• _WHAT THIS TASK INVOLVES_:
Some lines hold the string "data". Copy all of them from the material that follows.

■ ■ ■ ■ ■ ■ ■

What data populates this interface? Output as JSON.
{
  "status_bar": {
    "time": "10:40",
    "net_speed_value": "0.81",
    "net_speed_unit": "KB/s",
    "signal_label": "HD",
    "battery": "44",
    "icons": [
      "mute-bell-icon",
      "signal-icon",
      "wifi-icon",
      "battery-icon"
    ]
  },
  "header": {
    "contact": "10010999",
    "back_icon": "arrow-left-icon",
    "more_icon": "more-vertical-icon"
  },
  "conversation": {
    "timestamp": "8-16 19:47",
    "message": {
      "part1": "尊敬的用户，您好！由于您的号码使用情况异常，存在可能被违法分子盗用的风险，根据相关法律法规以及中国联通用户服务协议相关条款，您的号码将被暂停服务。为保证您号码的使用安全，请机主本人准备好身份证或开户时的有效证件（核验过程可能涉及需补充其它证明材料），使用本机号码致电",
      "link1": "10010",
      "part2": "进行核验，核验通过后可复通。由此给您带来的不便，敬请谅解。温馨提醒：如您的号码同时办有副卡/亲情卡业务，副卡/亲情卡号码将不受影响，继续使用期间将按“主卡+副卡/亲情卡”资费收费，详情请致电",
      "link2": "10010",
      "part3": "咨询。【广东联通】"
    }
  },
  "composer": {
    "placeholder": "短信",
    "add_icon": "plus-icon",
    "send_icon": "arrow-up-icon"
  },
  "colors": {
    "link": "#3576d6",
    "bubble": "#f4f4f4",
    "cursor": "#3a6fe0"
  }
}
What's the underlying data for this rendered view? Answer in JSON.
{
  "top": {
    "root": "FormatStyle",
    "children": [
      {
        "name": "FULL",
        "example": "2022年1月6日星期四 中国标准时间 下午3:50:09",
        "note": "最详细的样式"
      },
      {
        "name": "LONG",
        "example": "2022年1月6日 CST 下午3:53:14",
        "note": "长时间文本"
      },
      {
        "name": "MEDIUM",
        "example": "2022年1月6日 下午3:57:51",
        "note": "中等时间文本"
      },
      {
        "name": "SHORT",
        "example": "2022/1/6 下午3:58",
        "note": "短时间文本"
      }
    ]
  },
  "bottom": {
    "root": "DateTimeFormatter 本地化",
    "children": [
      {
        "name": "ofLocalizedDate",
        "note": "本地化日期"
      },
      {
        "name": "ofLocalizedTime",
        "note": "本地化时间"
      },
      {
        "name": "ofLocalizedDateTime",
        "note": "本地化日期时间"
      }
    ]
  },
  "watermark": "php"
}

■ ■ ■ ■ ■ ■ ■

• _REPLY TO THE EXERCISE_:
What data populates this interface? Output as JSON.
What's the underlying data for this rendered view? Answer in JSON.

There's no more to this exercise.